◆ **Task to complete**
Copy out the entire listing below exactly, but without its pictures.

◆ **Extracted entries**
------------------------------

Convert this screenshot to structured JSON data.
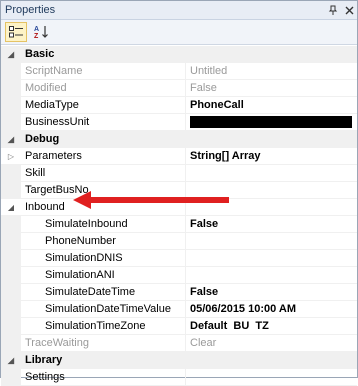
{
  "window": {
    "title": "Properties",
    "pin_icon": "pin-icon",
    "close_icon": "close-icon"
  },
  "toolbar": {
    "categorized_icon": "categorized-icon",
    "alphabetical_icon": "alphabetical-icon",
    "az_text": "AZ"
  },
  "categories": [
    {
      "label": "Basic",
      "expanded": true
    },
    {
      "label": "Debug",
      "expanded": true
    },
    {
      "label": "Library",
      "expanded": true
    }
  ],
  "basic": [
    {
      "name": "ScriptName",
      "value": "Untitled",
      "readonly": true
    },
    {
      "name": "Modified",
      "value": "False",
      "readonly": true
    },
    {
      "name": "MediaType",
      "value": "PhoneCall",
      "bold": true
    },
    {
      "name": "BusinessUnit",
      "value": "",
      "redacted": true
    }
  ],
  "debug": [
    {
      "name": "Parameters",
      "value": "String[] Array",
      "bold": true,
      "expandable": true
    },
    {
      "name": "Skill",
      "value": ""
    },
    {
      "name": "TargetBusNo",
      "value": ""
    },
    {
      "name": "Inbound",
      "value": "",
      "expanded": true
    }
  ],
  "inbound": [
    {
      "name": "SimulateInbound",
      "value": "False",
      "bold": true
    },
    {
      "name": "PhoneNumber",
      "value": ""
    },
    {
      "name": "SimulationDNIS",
      "value": ""
    },
    {
      "name": "SimulationANI",
      "value": ""
    },
    {
      "name": "SimulateDateTime",
      "value": "False",
      "bold": true
    },
    {
      "name": "SimulationDateTimeValue",
      "value": "05/06/2015 10:00 AM",
      "bold": true
    },
    {
      "name": "SimulationTimeZone",
      "value": "Default  BU  TZ",
      "bold": true
    }
  ],
  "debug_after": [
    {
      "name": "TraceWaiting",
      "value": "Clear",
      "readonly": true
    }
  ],
  "library": [
    {
      "name": "Settings",
      "value": ""
    }
  ],
  "colors": {
    "arrow": "#e02020",
    "category_bg": "#f0f0f0"
  }
}
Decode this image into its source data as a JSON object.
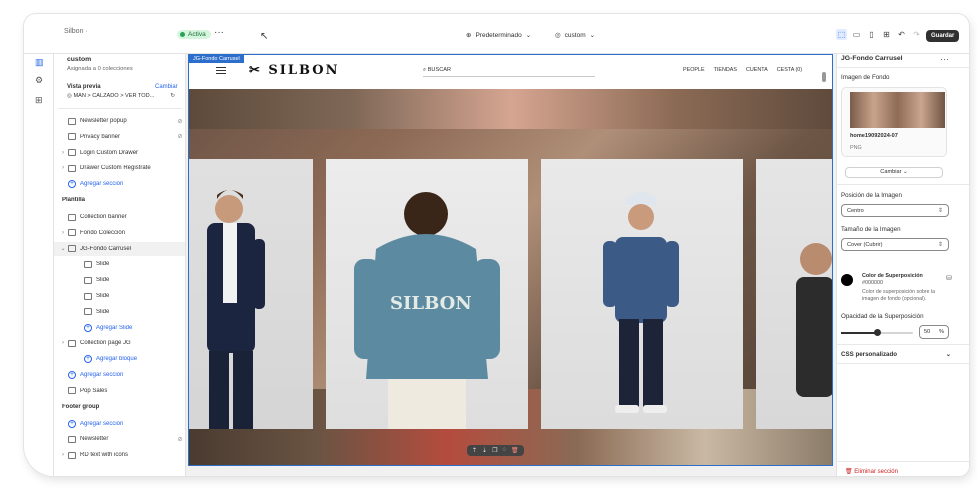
{
  "topbar": {
    "store": "Silbon ·",
    "status": "Activa",
    "more": "···",
    "theme_label": "Predeterminado",
    "template_label": "custom",
    "save_label": "Guardar"
  },
  "left_panel": {
    "title": "custom",
    "subtitle": "Asignada a 0 colecciones",
    "preview_label": "Vista previa",
    "change_label": "Cambiar",
    "preview_path": "MAN > CALZADO > VER TOD...",
    "rows": [
      {
        "label": "Newsletter popup",
        "kind": "item",
        "eye": true
      },
      {
        "label": "Privacy banner",
        "kind": "item",
        "eye": true
      },
      {
        "label": "Login Custom Drawer",
        "kind": "item",
        "chev": true
      },
      {
        "label": "Drawer Custom Registrate",
        "kind": "item",
        "chev": true
      },
      {
        "label": "Agregar sección",
        "kind": "add"
      },
      {
        "label": "Plantilla",
        "kind": "head"
      },
      {
        "label": "Collection banner",
        "kind": "item"
      },
      {
        "label": "Fondo Colección",
        "kind": "item",
        "chev": true
      },
      {
        "label": "JG-Fondo Carrusel",
        "kind": "item",
        "chev": true,
        "selected": true
      },
      {
        "label": "Slide",
        "kind": "sub"
      },
      {
        "label": "Slide",
        "kind": "sub"
      },
      {
        "label": "Slide",
        "kind": "sub"
      },
      {
        "label": "Slide",
        "kind": "sub"
      },
      {
        "label": "Agregar Slide",
        "kind": "addsub"
      },
      {
        "label": "Collection page JG",
        "kind": "item",
        "chev": true
      },
      {
        "label": "Agregar bloque",
        "kind": "addsub"
      },
      {
        "label": "Agregar sección",
        "kind": "add"
      },
      {
        "label": "Pop Sales",
        "kind": "item"
      },
      {
        "label": "Footer group",
        "kind": "head"
      },
      {
        "label": "Agregar sección",
        "kind": "add"
      },
      {
        "label": "Newsletter",
        "kind": "item",
        "eye": true
      },
      {
        "label": "RD text with icons",
        "kind": "item",
        "chev": true
      }
    ]
  },
  "preview": {
    "badge": "JG-Fondo Carrusel",
    "logo": "SILBON",
    "search_placeholder": "BUSCAR",
    "nav": [
      "PEOPLE",
      "TIENDAS",
      "CUENTA",
      "CESTA (0)"
    ]
  },
  "right_panel": {
    "title": "JG-Fondo Carrusel",
    "bg_image_label": "Imagen de Fondo",
    "image_name": "home19092024-07",
    "image_type": "PNG",
    "change_button": "Cambiar",
    "position_label": "Posición de la Imagen",
    "position_value": "Centro",
    "size_label": "Tamaño de la Imagen",
    "size_value": "Cover (Cubrir)",
    "overlay_title": "Color de Superposición",
    "overlay_hex": "#000000",
    "overlay_desc": "Color de superposición sobre la imagen de fondo (opcional).",
    "opacity_label": "Opacidad de la Superposición",
    "opacity_value": "50",
    "opacity_unit": "%",
    "css_label": "CSS personalizado",
    "delete_label": "Eliminar sección"
  },
  "colors": {
    "accent": "#2c6ecb",
    "save_bg": "#303030",
    "active_bg": "#d6f5dd"
  }
}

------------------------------

◆ **Response**
Convert this screenshot to structured JSON data.
{
  "window": {
    "title": "Properties",
    "pin_icon": "pin-icon",
    "close_icon": "close-icon"
  },
  "toolbar": {
    "categorized_icon": "categorized-icon",
    "alphabetical_icon": "alphabetical-icon",
    "az_text": "AZ"
  },
  "categories": [
    {
      "label": "Basic",
      "expanded": true
    },
    {
      "label": "Debug",
      "expanded": true
    },
    {
      "label": "Library",
      "expanded": true
    }
  ],
  "basic": [
    {
      "name": "ScriptName",
      "value": "Untitled",
      "readonly": true
    },
    {
      "name": "Modified",
      "value": "False",
      "readonly": true
    },
    {
      "name": "MediaType",
      "value": "PhoneCall",
      "bold": true
    },
    {
      "name": "BusinessUnit",
      "value": "",
      "redacted": true
    }
  ],
  "debug": [
    {
      "name": "Parameters",
      "value": "String[] Array",
      "bold": true,
      "expandable": true
    },
    {
      "name": "Skill",
      "value": ""
    },
    {
      "name": "TargetBusNo",
      "value": ""
    },
    {
      "name": "Inbound",
      "value": "",
      "expanded": true
    }
  ],
  "inbound": [
    {
      "name": "SimulateInbound",
      "value": "False",
      "bold": true
    },
    {
      "name": "PhoneNumber",
      "value": ""
    },
    {
      "name": "SimulationDNIS",
      "value": ""
    },
    {
      "name": "SimulationANI",
      "value": ""
    },
    {
      "name": "SimulateDateTime",
      "value": "False",
      "bold": true
    },
    {
      "name": "SimulationDateTimeValue",
      "value": "05/06/2015 10:00 AM",
      "bold": true
    },
    {
      "name": "SimulationTimeZone",
      "value": "Default  BU  TZ",
      "bold": true
    }
  ],
  "debug_after": [
    {
      "name": "TraceWaiting",
      "value": "Clear",
      "readonly": true
    }
  ],
  "library": [
    {
      "name": "Settings",
      "value": ""
    }
  ],
  "colors": {
    "arrow": "#e02020",
    "category_bg": "#f0f0f0"
  }
}
Decode this image into its source data as a JSON object.
{
  "topbar": {
    "store": "Silbon ·",
    "status": "Activa",
    "more": "···",
    "theme_label": "Predeterminado",
    "template_label": "custom",
    "save_label": "Guardar"
  },
  "left_panel": {
    "title": "custom",
    "subtitle": "Asignada a 0 colecciones",
    "preview_label": "Vista previa",
    "change_label": "Cambiar",
    "preview_path": "MAN > CALZADO > VER TOD...",
    "rows": [
      {
        "label": "Newsletter popup",
        "kind": "item",
        "eye": true
      },
      {
        "label": "Privacy banner",
        "kind": "item",
        "eye": true
      },
      {
        "label": "Login Custom Drawer",
        "kind": "item",
        "chev": true
      },
      {
        "label": "Drawer Custom Registrate",
        "kind": "item",
        "chev": true
      },
      {
        "label": "Agregar sección",
        "kind": "add"
      },
      {
        "label": "Plantilla",
        "kind": "head"
      },
      {
        "label": "Collection banner",
        "kind": "item"
      },
      {
        "label": "Fondo Colección",
        "kind": "item",
        "chev": true
      },
      {
        "label": "JG-Fondo Carrusel",
        "kind": "item",
        "chev": true,
        "selected": true
      },
      {
        "label": "Slide",
        "kind": "sub"
      },
      {
        "label": "Slide",
        "kind": "sub"
      },
      {
        "label": "Slide",
        "kind": "sub"
      },
      {
        "label": "Slide",
        "kind": "sub"
      },
      {
        "label": "Agregar Slide",
        "kind": "addsub"
      },
      {
        "label": "Collection page JG",
        "kind": "item",
        "chev": true
      },
      {
        "label": "Agregar bloque",
        "kind": "addsub"
      },
      {
        "label": "Agregar sección",
        "kind": "add"
      },
      {
        "label": "Pop Sales",
        "kind": "item"
      },
      {
        "label": "Footer group",
        "kind": "head"
      },
      {
        "label": "Agregar sección",
        "kind": "add"
      },
      {
        "label": "Newsletter",
        "kind": "item",
        "eye": true
      },
      {
        "label": "RD text with icons",
        "kind": "item",
        "chev": true
      }
    ]
  },
  "preview": {
    "badge": "JG-Fondo Carrusel",
    "logo": "SILBON",
    "search_placeholder": "BUSCAR",
    "nav": [
      "PEOPLE",
      "TIENDAS",
      "CUENTA",
      "CESTA (0)"
    ]
  },
  "right_panel": {
    "title": "JG-Fondo Carrusel",
    "bg_image_label": "Imagen de Fondo",
    "image_name": "home19092024-07",
    "image_type": "PNG",
    "change_button": "Cambiar",
    "position_label": "Posición de la Imagen",
    "position_value": "Centro",
    "size_label": "Tamaño de la Imagen",
    "size_value": "Cover (Cubrir)",
    "overlay_title": "Color de Superposición",
    "overlay_hex": "#000000",
    "overlay_desc": "Color de superposición sobre la imagen de fondo (opcional).",
    "opacity_label": "Opacidad de la Superposición",
    "opacity_value": "50",
    "opacity_unit": "%",
    "css_label": "CSS personalizado",
    "delete_label": "Eliminar sección"
  },
  "colors": {
    "accent": "#2c6ecb",
    "save_bg": "#303030",
    "active_bg": "#d6f5dd"
  }
}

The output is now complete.